by William Faulkner
Lennie is Sarty's mother and Abner's wife. Like Sarty, she lives in fear of Abner. Although she constantly tries to stop him from doing things that will bring suffering on the family, she never succeeds. Like other Faulkner women, she is portrayed as weak and powerless, unable to protect herself, her family or the larger community from her husband.

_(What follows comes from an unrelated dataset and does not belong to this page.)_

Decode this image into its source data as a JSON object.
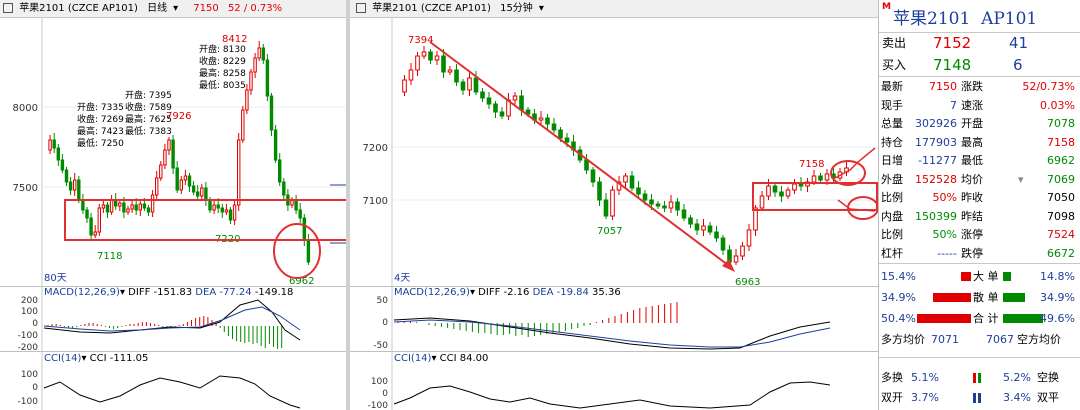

Though the dominating figure in Sarty's life is his father, Sarty seems to admire his mother, Lennie, on some level. He notices that she and his aunt begin to unpack the wagon before his father, sisters, and brother even get out. He notices that Lennie and his aunt do the cooking while his sisters talk leisurely. Still, we never see Sarty offering to help her or showing tenderness toward her. We don't know what it means, but it's interesting to note that after Sarty runs away, he doesn't even mention his mother. What's the deal with that?